I feel like media studies as field(s), and CMS.100 as an introduction, needs to be remixed through that lens. I’ve tried to move in that direction, and I’m not sure exactly what it will end up looking like. I imagine it won’t be a process with an end point, but rather a steady ongoing re-evaluation of the key texts, writers, and makers across multiple dimensions of media studies.
Department-level intentionality about the work this course will do. Finally, I took a quick peek at the Spring 2016 version of the course, as taught by John Picker; here’s the list of textbooks. At the moment the syllabus seems to swing around pretty wildly based on the instructor that semester. I’m not sure that’s been an intentional decision, it may be more of an artifact of the recent institutional shift where CMS has gone from ad-hoc program to CMS/W as a department, a series of faculty hires, a still-pending review of our undergraduate and graduate curriculum by the Curriculum Committee, and so on. However, there’s plenty to be said for this approach, it allows flexibility and autonomy and diverse interpretations of what an introduction to our ‘field’ might mean. And as we’ve seen through this brief archaeology of CMS.100, there are literally endless possibilities!

Sasha Costanza-Chock is a scholar and media maker who works in the interrelated areas of social movements and information and communication technologies; participatory technology design and community based participatory research; and the transnational movement for media justice and communication rights, including comunicación populár.
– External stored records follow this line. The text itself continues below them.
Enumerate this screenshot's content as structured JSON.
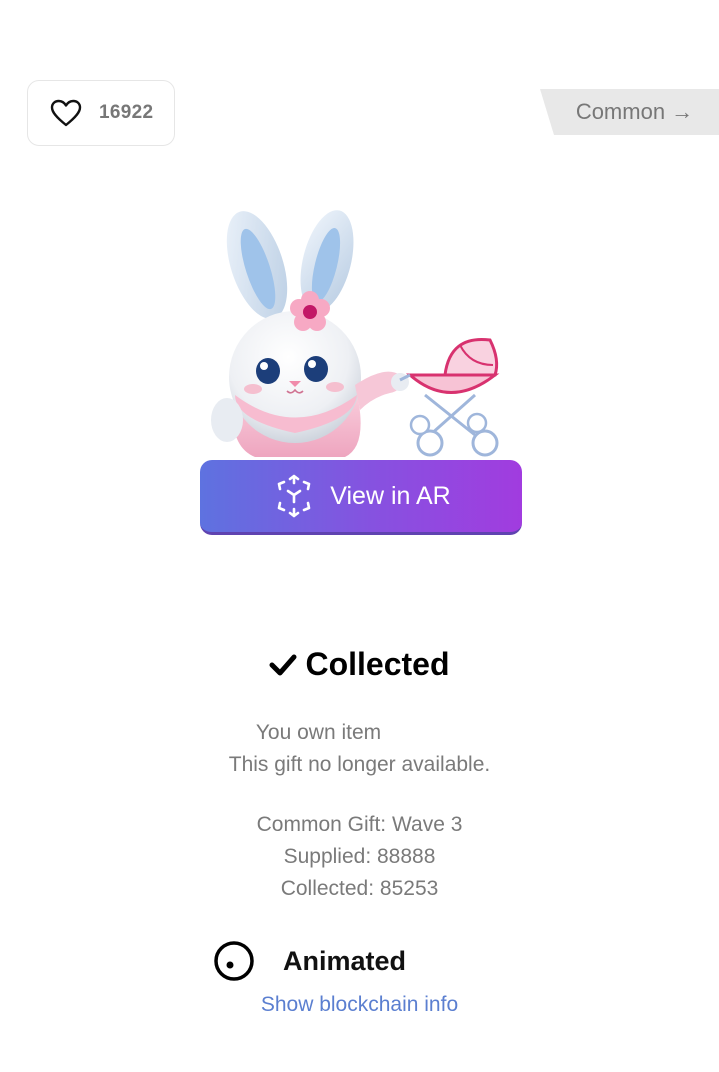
{
  "likes": {
    "count": "16922",
    "icon": "heart-outline-icon"
  },
  "rarity": {
    "label": "Common →"
  },
  "gift": {
    "image_alt": "bunny with pink stroller",
    "ar_button_label": "View in AR",
    "ar_icon": "ar-cube-icon"
  },
  "status": {
    "title": "Collected",
    "check_icon": "checkmark-icon",
    "own_text": "You own item",
    "availability_text": "This gift no longer available."
  },
  "details": {
    "series": "Common Gift: Wave 3",
    "supplied": "Supplied: 88888",
    "collected": "Collected: 85253"
  },
  "animated": {
    "label": "Animated",
    "icon": "animated-indicator-icon"
  },
  "blockchain": {
    "link_label": "Show blockchain info"
  },
  "colors": {
    "ar_gradient_start": "#5e72e0",
    "ar_gradient_end": "#a13cdf",
    "link": "#5b7fd0",
    "muted_text": "#7a7a7a"
  }
}
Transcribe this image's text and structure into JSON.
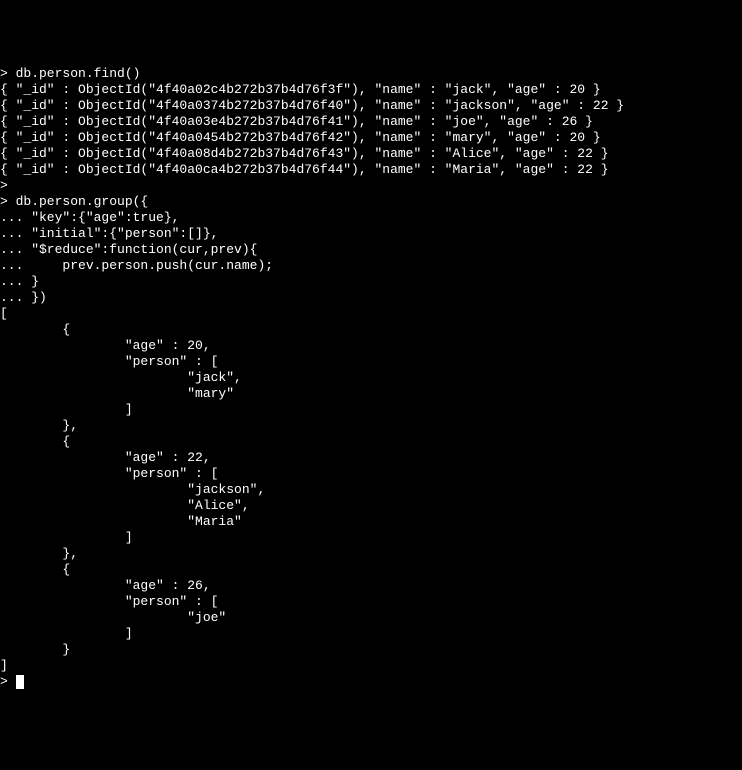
{
  "lines": [
    "> db.person.find()",
    "{ \"_id\" : ObjectId(\"4f40a02c4b272b37b4d76f3f\"), \"name\" : \"jack\", \"age\" : 20 }",
    "{ \"_id\" : ObjectId(\"4f40a0374b272b37b4d76f40\"), \"name\" : \"jackson\", \"age\" : 22 }",
    "{ \"_id\" : ObjectId(\"4f40a03e4b272b37b4d76f41\"), \"name\" : \"joe\", \"age\" : 26 }",
    "{ \"_id\" : ObjectId(\"4f40a0454b272b37b4d76f42\"), \"name\" : \"mary\", \"age\" : 20 }",
    "{ \"_id\" : ObjectId(\"4f40a08d4b272b37b4d76f43\"), \"name\" : \"Alice\", \"age\" : 22 }",
    "{ \"_id\" : ObjectId(\"4f40a0ca4b272b37b4d76f44\"), \"name\" : \"Maria\", \"age\" : 22 }",
    ">",
    "> db.person.group({",
    "... \"key\":{\"age\":true},",
    "... \"initial\":{\"person\":[]},",
    "... \"$reduce\":function(cur,prev){",
    "...     prev.person.push(cur.name);",
    "... }",
    "... })",
    "[",
    "        {",
    "                \"age\" : 20,",
    "                \"person\" : [",
    "                        \"jack\",",
    "                        \"mary\"",
    "                ]",
    "        },",
    "        {",
    "                \"age\" : 22,",
    "                \"person\" : [",
    "                        \"jackson\",",
    "                        \"Alice\",",
    "                        \"Maria\"",
    "                ]",
    "        },",
    "        {",
    "                \"age\" : 26,",
    "                \"person\" : [",
    "                        \"joe\"",
    "                ]",
    "        }",
    "]",
    "> "
  ],
  "cursor_on_last": true
}
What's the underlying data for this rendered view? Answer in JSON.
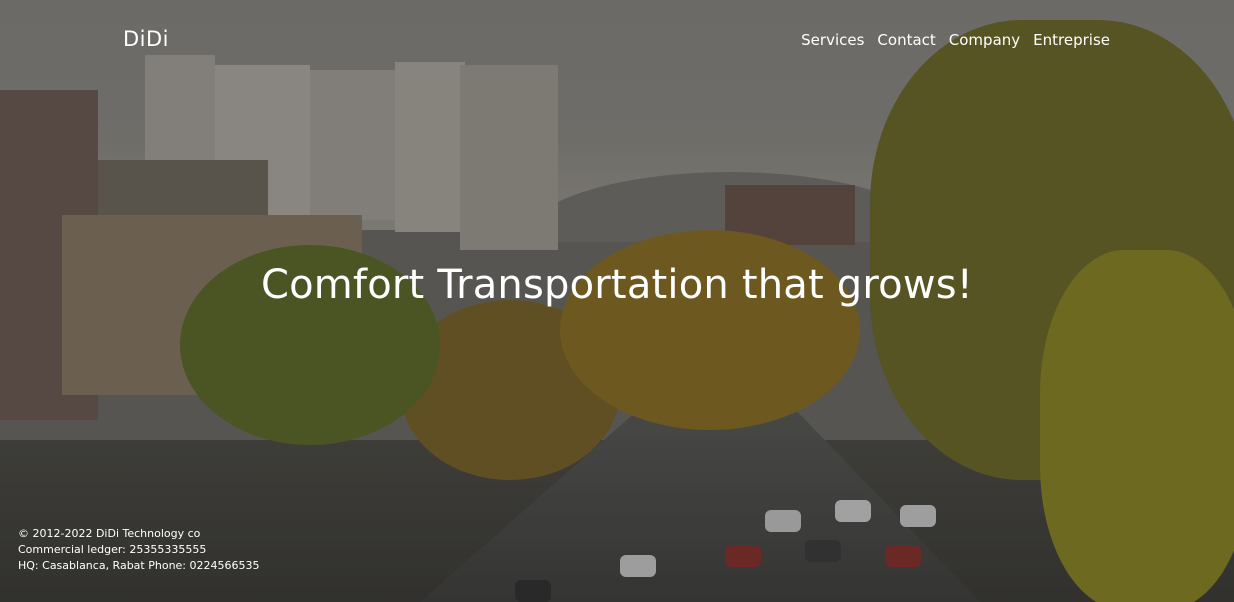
{
  "brand": {
    "logo": "DiDi"
  },
  "nav": {
    "items": [
      "Services",
      "Contact",
      "Company",
      "Entreprise"
    ]
  },
  "hero": {
    "headline": "Comfort Transportation that grows!"
  },
  "footer": {
    "copyright": "© 2012-2022 DiDi Technology co",
    "ledger": "Commercial ledger: 25355335555",
    "hq": "HQ: Casablanca, Rabat Phone: 0224566535"
  }
}
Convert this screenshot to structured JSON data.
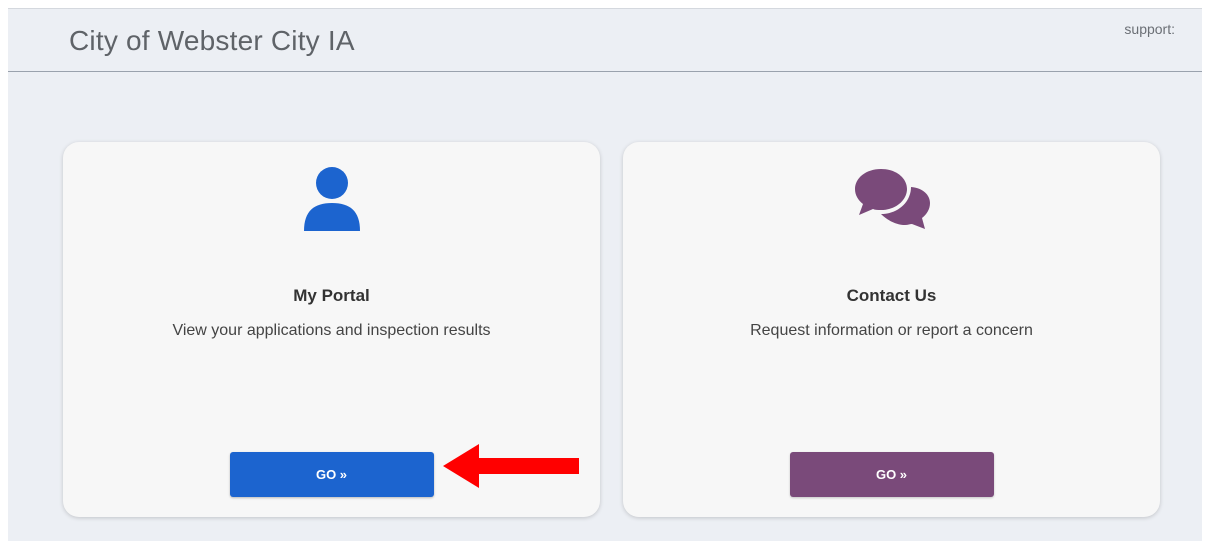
{
  "header": {
    "title": "City of Webster City IA",
    "support_label": "support:"
  },
  "cards": [
    {
      "title": "My Portal",
      "description": "View your applications and inspection results",
      "button_label": "GO »",
      "icon": "user-icon",
      "accent": "#1c64cf"
    },
    {
      "title": "Contact Us",
      "description": "Request information or report a concern",
      "button_label": "GO »",
      "icon": "chat-bubbles-icon",
      "accent": "#7a4a7a"
    }
  ],
  "annotation": {
    "icon": "red-arrow-icon",
    "color": "#ff0000"
  },
  "colors": {
    "background": "#eceff4",
    "card": "#f7f7f7"
  }
}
He holds a Ph.D. from the Annenberg School for Communication & Journalism at the University of Southern California, where he was a Postdoctoral Research Associate. He is also a Fellow at the Berkman Center for Internet & Society at Harvard University. While living in Los Angeles, he worked on a variety of civic media projects with community-based organizations, including the award-winning platform. More information about Sasha’s work can be found at


  1. Sorry, Mr. Jenkins, but I didn’t know any other way to reach you. Do you know Mr. Terry Ramsey? I noticed on Amazon that you have co-authored a book with him on American Pool Checkers.


    • Henry Jenkins says:

      Not me. I have an expansive expertise for sure, but pool checkers is not amongst the topics I claim to know anything about, and I don’t know anyone by that name.